Find out more about women’s health.

Nutritional and metabolic concerns

Anaemia

There is a high risk of anaemia in adults (estimated prevalence in non-pregnant women is >40%), and in pre-school children (estimated prevalence is >40%), in Nigeria, so:

  • consider the possibility of anaemia in recently arrived migrants, particularly women and pre-school children
  • test as clinically indicated

Vitamin D

Consider the possibility of vitamin D deficiency in people who may be at risk due to:

  • covering their body for cultural or religious reasons (lack of sunlight)
  • skin colour
  • diet (vegan or vegetarian)

Vitamin A

There is a high risk of vitamin A deficiency in Nigeria.

Country profile

Health indicators and health care

WHO Global Health Observatory has a summary of health indicators and health care in Nigeria.

Culture, politics and history

BBC News and The World Factbook provide background information on the culture, politics and history of Nigeria.

Languages

The main languages used in Nigeria are:

  • English (official)
  • Hausa
  • Yoruba
  • Igbo (Ibo)
  • Fulani
  • over 500 additional indigenous languages

Source: The World Factbook.


Find out about language interpretation.

Religions

Religion Population (%)
Muslim 50
Christian 40
Indigenous beliefs 10

Source: The World Factbook.

Migration to the UK

There were over 191,000 people from Nigeria living in England and Wales at the time of the 2011 Census.

Source: Office for National Statistics

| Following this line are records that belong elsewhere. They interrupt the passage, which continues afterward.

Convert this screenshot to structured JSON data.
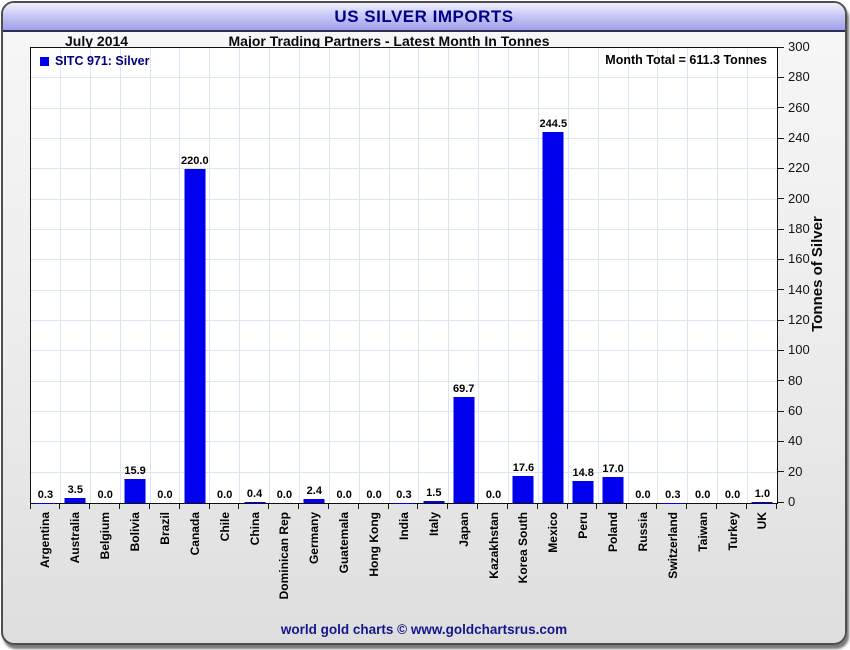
{
  "header": {
    "title": "US SILVER IMPORTS",
    "date_label": "July 2014",
    "subtitle": "Major Trading Partners - Latest Month In Tonnes"
  },
  "legend": {
    "label": "SITC 971: Silver"
  },
  "annotations": {
    "month_total": "Month Total = 611.3 Tonnes"
  },
  "footer": {
    "credit": "world gold charts © www.goldchartsrus.com"
  },
  "colors": {
    "bar": "#0000ee",
    "grid": "#d9e5f3",
    "title_text": "#00008b",
    "legend_text": "#000080",
    "footer_text": "#16168c"
  },
  "chart_data": {
    "type": "bar",
    "title": "US SILVER IMPORTS",
    "subtitle": "Major Trading Partners - Latest Month In Tonnes",
    "period": "July 2014",
    "series_name": "SITC 971: Silver",
    "categories": [
      "Argentina",
      "Australia",
      "Belgium",
      "Bolivia",
      "Brazil",
      "Canada",
      "Chile",
      "China",
      "Dominican Rep",
      "Germany",
      "Guatemala",
      "Hong Kong",
      "India",
      "Italy",
      "Japan",
      "Kazakhstan",
      "Korea South",
      "Mexico",
      "Peru",
      "Poland",
      "Russia",
      "Switzerland",
      "Taiwan",
      "Turkey",
      "UK"
    ],
    "values": [
      0.3,
      3.5,
      0.0,
      15.9,
      0.0,
      220.0,
      0.0,
      0.4,
      0.0,
      2.4,
      0.0,
      0.0,
      0.3,
      1.5,
      69.7,
      0.0,
      17.6,
      244.5,
      14.8,
      17.0,
      0.0,
      0.3,
      0.0,
      0.0,
      1.0
    ],
    "month_total": 611.3,
    "value_label_decimals": 1,
    "xlabel": "",
    "ylabel": "Tonnes of Silver",
    "ylim": [
      0,
      300
    ],
    "ytick_step": 20,
    "grid": true,
    "legend_position": "top-left",
    "y_axis_side": "right"
  }
}
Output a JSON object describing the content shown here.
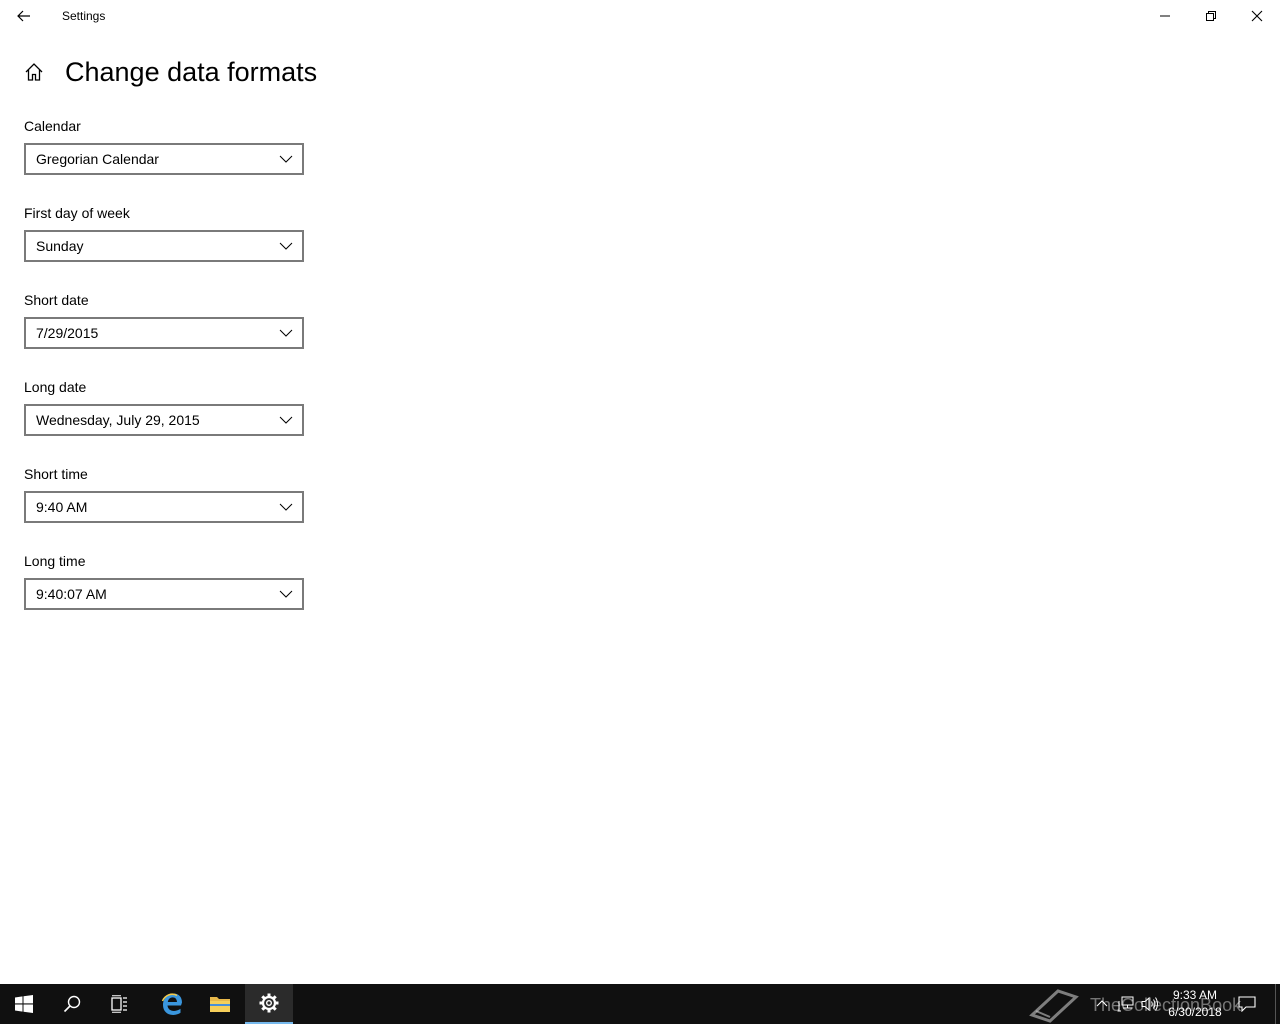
{
  "window": {
    "title": "Settings"
  },
  "page": {
    "title": "Change data formats"
  },
  "fields": [
    {
      "label": "Calendar",
      "value": "Gregorian Calendar"
    },
    {
      "label": "First day of week",
      "value": "Sunday"
    },
    {
      "label": "Short date",
      "value": "7/29/2015"
    },
    {
      "label": "Long date",
      "value": "Wednesday, July 29, 2015"
    },
    {
      "label": "Short time",
      "value": "9:40 AM"
    },
    {
      "label": "Long time",
      "value": "9:40:07 AM"
    }
  ],
  "taskbar": {
    "items": [
      "start-icon",
      "search-icon",
      "task-view-icon",
      "edge-icon",
      "file-explorer-icon",
      "settings-icon"
    ],
    "active_item": "settings-icon",
    "clock_time": "9:33 AM",
    "clock_date": "6/30/2018",
    "watermark": "TheCollectionBook"
  },
  "colors": {
    "taskbar_bg": "#101010",
    "accent": "#76b9ed",
    "combo_border": "#7a7a7a"
  }
}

Published 31 July 2014
Last updated 30 June 2017 + show all updates
  1. Updated and editorial changes made to meet GOV.UK style
  2. First published.